He began upon the Free Church at 8 o’clock, and spoke till ten minutes past 9 upon it, and then  began to the Evangelical Alliance; but he returned to Dr Candlish, and gave him another quarter of an hour. Thus the Free Church had the lion’s share of the castigation. He said that the curse of God is resting upon the Free Church, and if the leaders do not immediately return the money no honest man can remain a member of it. He called upon all, having a regard for honesty and respectability, to leave it. In his opinion, there will soon be another disruption if they persisted in retaining the blood-money.

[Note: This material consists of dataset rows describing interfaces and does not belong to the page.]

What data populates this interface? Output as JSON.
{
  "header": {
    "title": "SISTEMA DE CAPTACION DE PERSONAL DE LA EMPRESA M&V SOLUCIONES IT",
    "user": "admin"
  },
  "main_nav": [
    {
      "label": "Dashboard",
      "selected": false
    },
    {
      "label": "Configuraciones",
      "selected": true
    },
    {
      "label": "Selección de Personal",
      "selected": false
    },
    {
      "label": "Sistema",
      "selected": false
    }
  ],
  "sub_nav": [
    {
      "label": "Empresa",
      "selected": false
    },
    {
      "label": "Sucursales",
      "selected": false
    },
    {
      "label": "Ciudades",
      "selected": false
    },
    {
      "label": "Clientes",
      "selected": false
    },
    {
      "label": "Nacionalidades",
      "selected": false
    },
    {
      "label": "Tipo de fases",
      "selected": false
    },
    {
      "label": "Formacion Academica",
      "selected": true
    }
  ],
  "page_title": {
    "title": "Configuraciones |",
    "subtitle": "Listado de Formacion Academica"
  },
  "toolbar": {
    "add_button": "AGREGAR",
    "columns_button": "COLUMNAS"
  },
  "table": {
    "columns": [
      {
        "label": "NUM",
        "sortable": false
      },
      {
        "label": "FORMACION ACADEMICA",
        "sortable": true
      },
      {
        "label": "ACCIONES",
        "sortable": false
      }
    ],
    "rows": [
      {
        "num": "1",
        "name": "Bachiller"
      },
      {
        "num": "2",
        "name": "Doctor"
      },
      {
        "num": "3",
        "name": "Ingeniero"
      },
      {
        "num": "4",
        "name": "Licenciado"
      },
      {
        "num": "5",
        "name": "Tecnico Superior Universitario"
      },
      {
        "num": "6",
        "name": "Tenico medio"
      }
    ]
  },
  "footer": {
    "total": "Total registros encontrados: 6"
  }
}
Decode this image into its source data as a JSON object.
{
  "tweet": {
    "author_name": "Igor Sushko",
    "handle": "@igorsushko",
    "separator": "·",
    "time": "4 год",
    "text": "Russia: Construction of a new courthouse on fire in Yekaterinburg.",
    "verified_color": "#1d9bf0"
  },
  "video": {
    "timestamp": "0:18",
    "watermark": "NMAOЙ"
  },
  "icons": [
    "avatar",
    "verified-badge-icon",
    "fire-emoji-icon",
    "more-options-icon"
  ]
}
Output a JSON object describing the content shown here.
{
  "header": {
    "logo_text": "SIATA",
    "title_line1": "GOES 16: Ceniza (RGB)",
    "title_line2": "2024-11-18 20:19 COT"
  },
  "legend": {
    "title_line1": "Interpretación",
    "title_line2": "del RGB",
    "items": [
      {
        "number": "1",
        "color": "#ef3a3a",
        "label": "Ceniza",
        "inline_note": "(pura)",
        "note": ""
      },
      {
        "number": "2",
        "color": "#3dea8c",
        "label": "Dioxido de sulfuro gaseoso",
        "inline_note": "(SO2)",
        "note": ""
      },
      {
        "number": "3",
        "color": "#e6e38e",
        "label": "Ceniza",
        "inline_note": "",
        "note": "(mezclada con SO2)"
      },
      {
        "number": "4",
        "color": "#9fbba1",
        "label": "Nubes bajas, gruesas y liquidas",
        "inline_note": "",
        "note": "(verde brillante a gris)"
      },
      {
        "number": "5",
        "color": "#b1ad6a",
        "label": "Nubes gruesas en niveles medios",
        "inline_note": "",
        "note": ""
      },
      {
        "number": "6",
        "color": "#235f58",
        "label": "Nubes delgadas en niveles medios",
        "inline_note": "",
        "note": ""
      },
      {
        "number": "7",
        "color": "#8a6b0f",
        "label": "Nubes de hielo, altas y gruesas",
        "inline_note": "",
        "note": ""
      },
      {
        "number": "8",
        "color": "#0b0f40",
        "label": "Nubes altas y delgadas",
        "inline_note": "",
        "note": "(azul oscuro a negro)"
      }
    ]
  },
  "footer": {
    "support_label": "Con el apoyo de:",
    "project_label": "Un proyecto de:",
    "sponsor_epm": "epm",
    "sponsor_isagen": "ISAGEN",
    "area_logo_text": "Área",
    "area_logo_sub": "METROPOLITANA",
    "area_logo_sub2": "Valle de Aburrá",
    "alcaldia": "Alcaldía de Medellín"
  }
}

Before the meeting closed, he proposed a resolution, condemning the conduct of the Free Church and the Evangelical Alliance, and pledging those who voted for it to withdraw their support from the Free Church until they sent back the blood-money. No response being given, he put the resolution, when a good number of hands were held up. He then asked those who were opposed to it to hold up their hands, but as none did so, he declared the resolution carried.

He intimated that as they intended forming an Anti-Slavery Committee in Hawick, those feeling interested might stay after the meeting broke up. A vote of thanks was given to the minister and managers for the use of the church, and the meeting dismissed.

* Query. – Is this the Mr Robertson who figured so conspicuously at the meetings of the Total Abstinence Society in Edinburgh eight years ago, and who was the cause of so much strife and dissention among the members?

Border Watch and Galashiels Advertiser, 5 November 1846


    1. William Lloyd Garrison to Elizabeth Pease, Perth, 25 October 1846, in The Letters of William Lloyd Garrison. Volume 3: No Union with Slave-Holders, edited by Walter M. Merrill (Cambridge: Belknap Press of Harvard University Press, 1973), p.446. It is likely he and Douglass attended, but no newspaper of the lecture has been found.
    2. Ibid., p.446.
    3. At least his name does not appear in the house’s visitor book for the period. I am grateful for this information to Eve Morley, Collections and Engagement Assistant, The Abbotsford Trust (email, 25 March 2019).
    4. Margaret Fuller, At Home and Abroad; or Things and Thoughts in America and Europe (Boston: Brown, Taggard and Chase, 1860), ‘Letter VI’ (Paris, November 1846) p. 163; ‘Letter III’ (Edinburgh, 20 September 1846), p. 137.
    5. Nathaniel P. Rogers, ‘Ride into Edinburgh’, in A Collection from the Newspaper Writings of Nathaniel Peabody Rogers (Concord, MA: John R. French, 1847), pp. 113-15. See also James Mott, Three Months in Great Britain (Philadelphia: J. Miller M’KIm, 1841), p. 73; Mott, Slavery and ‘The Woman Question’: Lucretia Mott’s Diary of Her Visit to Great Britain to Attend the World’s Anti-Slavery Convention of 1840, ed. Frederick B. Tolles (Haverford, PA: Friends’ Historical Association, 1952), pp. 72–3.
    6. Henry Clarke Wright to William Lloyd Garrison, Melrose, 28 March 1846,  Liberator, 1 May 1846.  The notice must have been there some time: see ‘A Prohibition to Slaveholders,’ Illustrated London News, 18 January 1845; and G.A.S., Notes of Travel at Home: During a Month’s Tour in Scotland and England (London: Simpkin, Marshall & Co., 1846), p. 30.
    7. For further background see Alastair M. Redpath’s three articles on ‘Hawick and Slavery’, Hawick Paper, 1, 8 and 15 March, 2019.